(Website and app data records)
□ □ □ □

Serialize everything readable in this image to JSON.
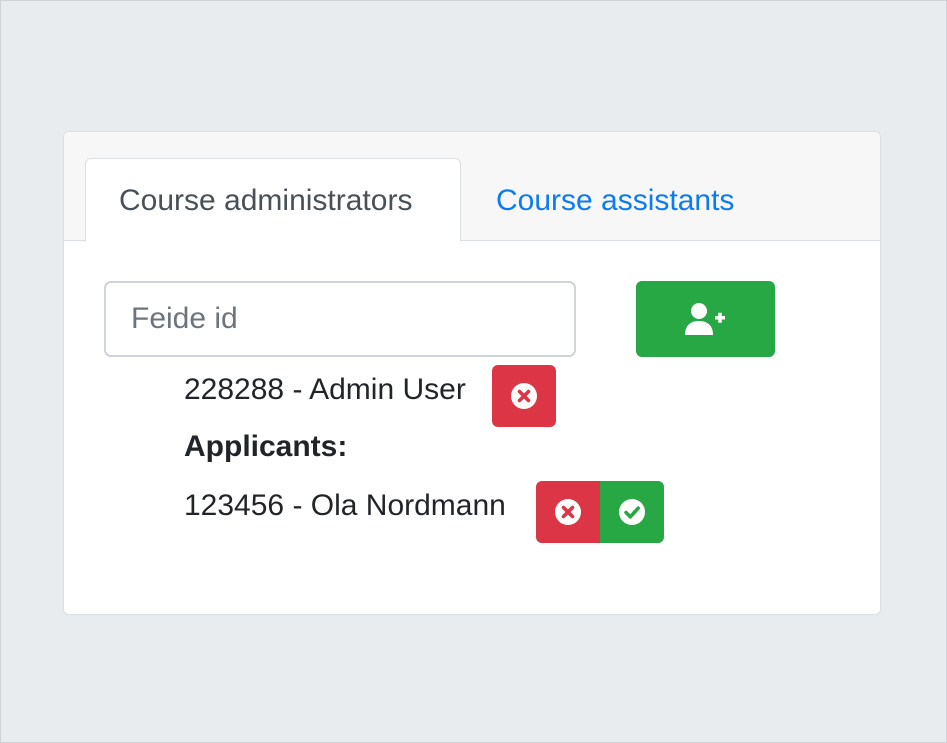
{
  "tabs": [
    {
      "label": "Course administrators",
      "active": true
    },
    {
      "label": "Course assistants",
      "active": false
    }
  ],
  "search": {
    "placeholder": "Feide id",
    "value": ""
  },
  "add_button": {
    "icon": "user-plus-icon",
    "color": "#28a745"
  },
  "administrators": [
    {
      "text": "228288 - Admin User",
      "action_icon": "times-circle-icon"
    }
  ],
  "applicants_label": "Applicants:",
  "applicants": [
    {
      "text": "123456 - Ola Nordmann",
      "actions": [
        "times-circle-icon",
        "check-circle-icon"
      ]
    }
  ],
  "colors": {
    "danger": "#dc3545",
    "success": "#28a745",
    "link": "#0d7bf0",
    "background": "#e9ecef"
  }
}
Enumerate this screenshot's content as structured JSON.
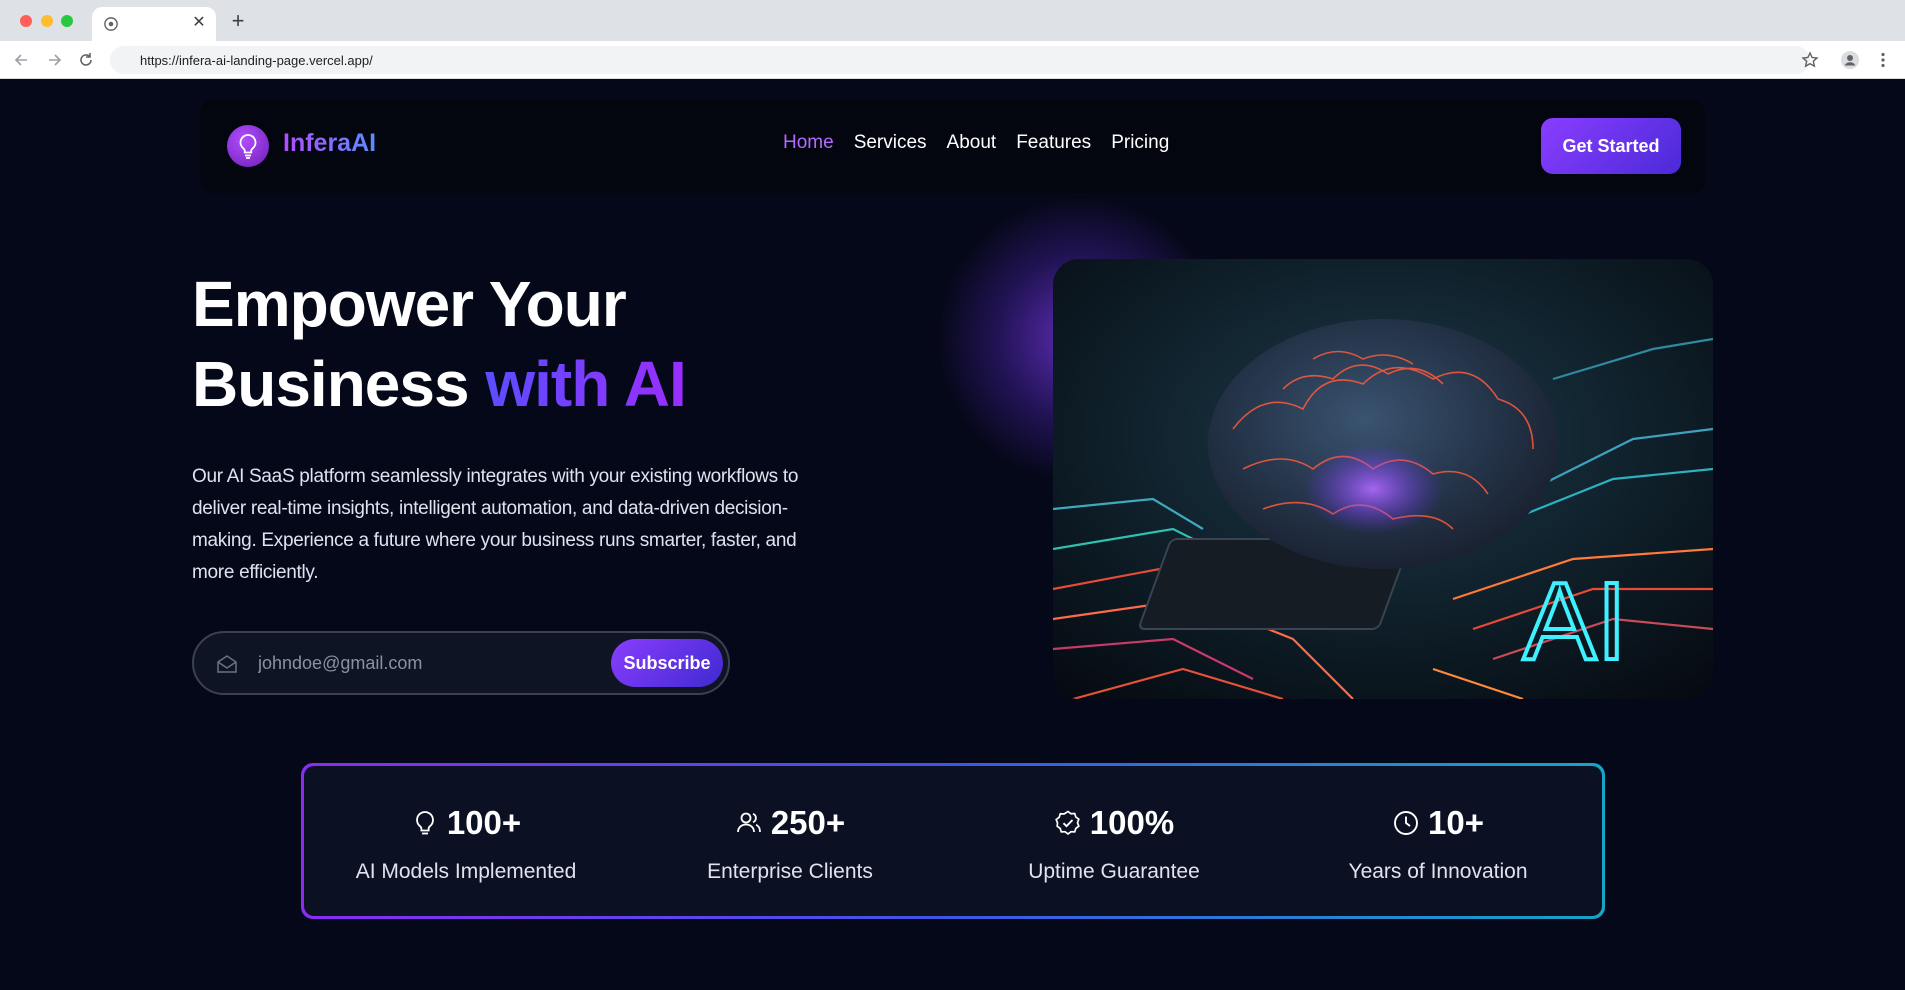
{
  "browser": {
    "url": "https://infera-ai-landing-page.vercel.app/",
    "tab_close": "✕",
    "new_tab": "+"
  },
  "brand": {
    "name": "InferaAI"
  },
  "nav": {
    "links": [
      {
        "label": "Home",
        "active": true
      },
      {
        "label": "Services"
      },
      {
        "label": "About"
      },
      {
        "label": "Features"
      },
      {
        "label": "Pricing"
      }
    ],
    "cta": "Get Started"
  },
  "hero": {
    "title_line1": "Empower Your",
    "title_line2_plain": "Business",
    "title_line2_accent": "with AI",
    "description": "Our AI SaaS platform seamlessly integrates with your existing workflows to deliver real-time insights, intelligent automation, and data-driven decision-making. Experience a future where your business runs smarter, faster, and more efficiently.",
    "email_placeholder": "johndoe@gmail.com",
    "subscribe_label": "Subscribe",
    "image_text": "AI"
  },
  "stats": [
    {
      "icon": "lightbulb-icon",
      "value": "100+",
      "label": "AI Models Implemented"
    },
    {
      "icon": "users-icon",
      "value": "250+",
      "label": "Enterprise Clients"
    },
    {
      "icon": "badge-check-icon",
      "value": "100%",
      "label": "Uptime Guarantee"
    },
    {
      "icon": "clock-icon",
      "value": "10+",
      "label": "Years of Innovation"
    }
  ],
  "colors": {
    "page_bg": "#050818",
    "accent_purple": "#8a3dff",
    "accent_blue": "#4b2ad8",
    "nav_active": "#b36bff"
  }
}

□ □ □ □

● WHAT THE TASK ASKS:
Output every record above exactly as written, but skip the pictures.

● ANSWER BELOW:
Serialize everything readable in this image to JSON.
{
  "tabs": [
    {
      "label": "Course administrators",
      "active": true
    },
    {
      "label": "Course assistants",
      "active": false
    }
  ],
  "search": {
    "placeholder": "Feide id",
    "value": ""
  },
  "add_button": {
    "icon": "user-plus-icon",
    "color": "#28a745"
  },
  "administrators": [
    {
      "text": "228288 - Admin User",
      "action_icon": "times-circle-icon"
    }
  ],
  "applicants_label": "Applicants:",
  "applicants": [
    {
      "text": "123456 - Ola Nordmann",
      "actions": [
        "times-circle-icon",
        "check-circle-icon"
      ]
    }
  ],
  "colors": {
    "danger": "#dc3545",
    "success": "#28a745",
    "link": "#0d7bf0",
    "background": "#e9ecef"
  }
}
Enumerate this screenshot's content as structured JSON.
{
  "browser": {
    "url": "https://infera-ai-landing-page.vercel.app/",
    "tab_close": "✕",
    "new_tab": "+"
  },
  "brand": {
    "name": "InferaAI"
  },
  "nav": {
    "links": [
      {
        "label": "Home",
        "active": true
      },
      {
        "label": "Services"
      },
      {
        "label": "About"
      },
      {
        "label": "Features"
      },
      {
        "label": "Pricing"
      }
    ],
    "cta": "Get Started"
  },
  "hero": {
    "title_line1": "Empower Your",
    "title_line2_plain": "Business",
    "title_line2_accent": "with AI",
    "description": "Our AI SaaS platform seamlessly integrates with your existing workflows to deliver real-time insights, intelligent automation, and data-driven decision-making. Experience a future where your business runs smarter, faster, and more efficiently.",
    "email_placeholder": "johndoe@gmail.com",
    "subscribe_label": "Subscribe",
    "image_text": "AI"
  },
  "stats": [
    {
      "icon": "lightbulb-icon",
      "value": "100+",
      "label": "AI Models Implemented"
    },
    {
      "icon": "users-icon",
      "value": "250+",
      "label": "Enterprise Clients"
    },
    {
      "icon": "badge-check-icon",
      "value": "100%",
      "label": "Uptime Guarantee"
    },
    {
      "icon": "clock-icon",
      "value": "10+",
      "label": "Years of Innovation"
    }
  ],
  "colors": {
    "page_bg": "#050818",
    "accent_purple": "#8a3dff",
    "accent_blue": "#4b2ad8",
    "nav_active": "#b36bff"
  }
}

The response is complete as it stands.